BEGIN

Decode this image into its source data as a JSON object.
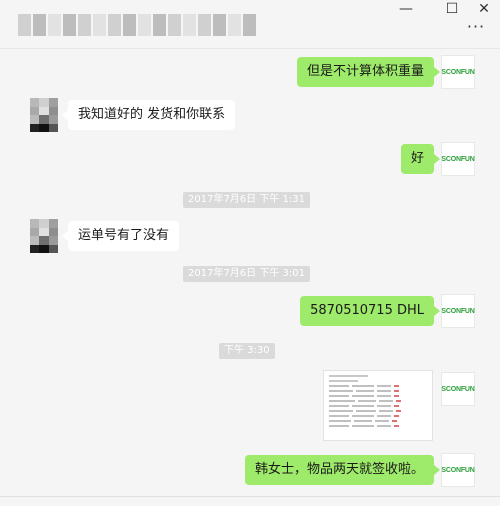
{
  "window": {
    "minimize_icon": "—",
    "maximize_icon": "☐",
    "close_icon": "✕",
    "more_icon": "···"
  },
  "avatar": {
    "self_label": "SCONFUN"
  },
  "messages": [
    {
      "text": "但是不计算体积重量"
    },
    {
      "text": "我知道好的 发货和你联系"
    },
    {
      "text": "好"
    },
    {
      "text": "运单号有了没有"
    },
    {
      "text": "5870510715  DHL"
    },
    {
      "text": "韩女士，物品两天就签收啦。"
    }
  ],
  "timestamps": [
    "2017年7月6日 下午 1:31",
    "2017年7月6日 下午 3:01",
    "下午 3:30"
  ]
}
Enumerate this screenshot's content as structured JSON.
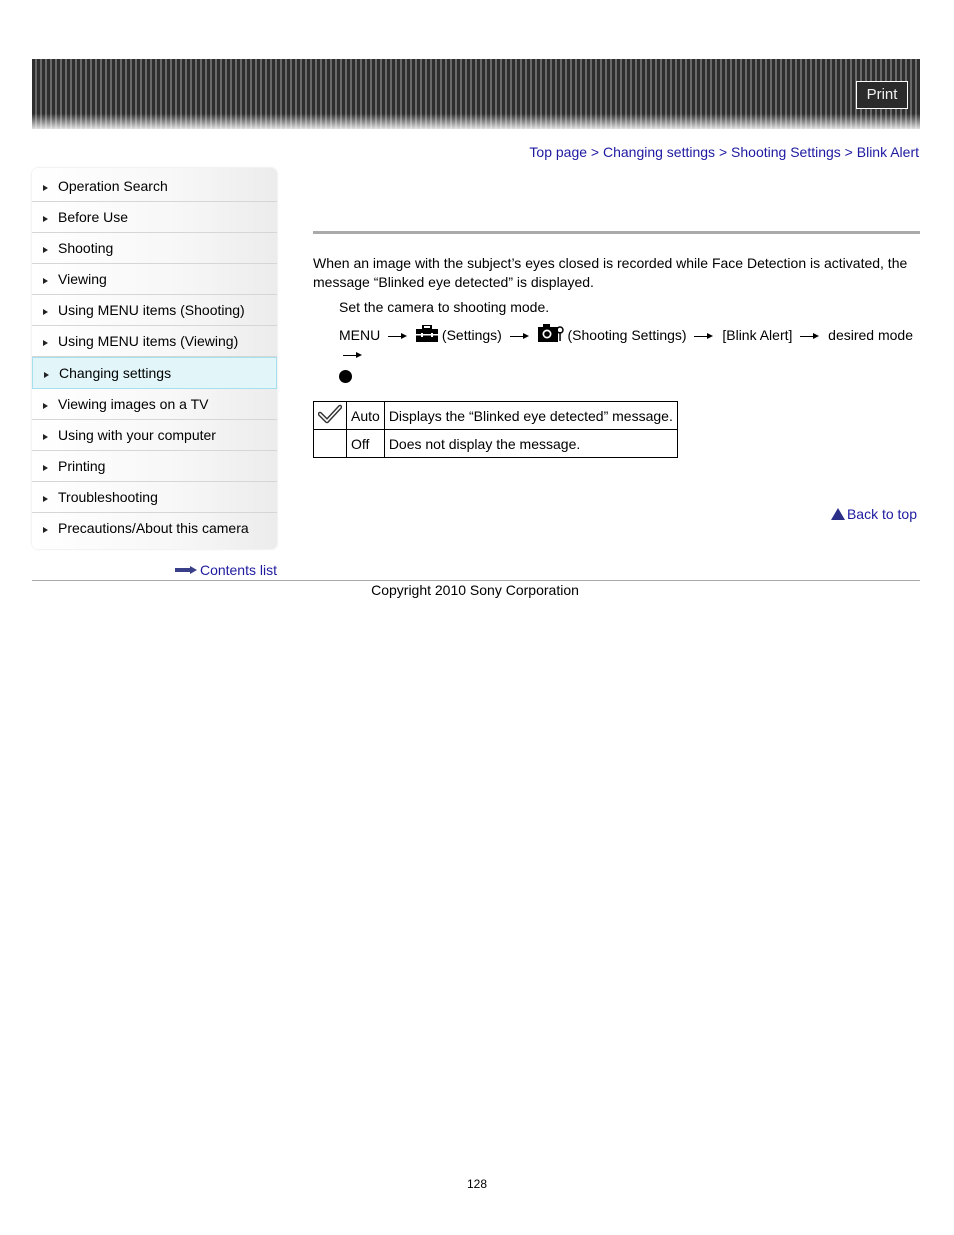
{
  "header": {
    "print_label": "Print"
  },
  "breadcrumb": {
    "items": [
      "Top page",
      "Changing settings",
      "Shooting Settings",
      "Blink Alert"
    ],
    "separator": ">"
  },
  "sidebar": {
    "items": [
      {
        "label": "Operation Search",
        "active": false
      },
      {
        "label": "Before Use",
        "active": false
      },
      {
        "label": "Shooting",
        "active": false
      },
      {
        "label": "Viewing",
        "active": false
      },
      {
        "label": "Using MENU items (Shooting)",
        "active": false
      },
      {
        "label": "Using MENU items (Viewing)",
        "active": false
      },
      {
        "label": "Changing settings",
        "active": true
      },
      {
        "label": "Viewing images on a TV",
        "active": false
      },
      {
        "label": "Using with your computer",
        "active": false
      },
      {
        "label": "Printing",
        "active": false
      },
      {
        "label": "Troubleshooting",
        "active": false
      },
      {
        "label": "Precautions/About this camera",
        "active": false
      }
    ],
    "contents_link": "Contents list"
  },
  "main": {
    "intro": "When an image with the subject’s eyes closed is recorded while Face Detection is activated, the message “Blinked eye detected” is displayed.",
    "step1": "Set the camera to shooting mode.",
    "step2": {
      "menu": "MENU",
      "settings": "(Settings)",
      "shooting_settings": "(Shooting Settings)",
      "blink_alert": "[Blink Alert]",
      "desired_mode": "desired mode"
    },
    "table": [
      {
        "default": true,
        "mode": "Auto",
        "description": "Displays the “Blinked eye detected” message."
      },
      {
        "default": false,
        "mode": "Off",
        "description": "Does not display the message."
      }
    ],
    "back_to_top": "Back to top"
  },
  "footer": {
    "copyright": "Copyright 2010 Sony Corporation",
    "page_number": "128"
  }
}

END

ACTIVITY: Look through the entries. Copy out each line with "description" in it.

EXPECTED OUTPUT:
        "description": "Displays the “Blinked eye detected” message."
        "description": "Does not display the message."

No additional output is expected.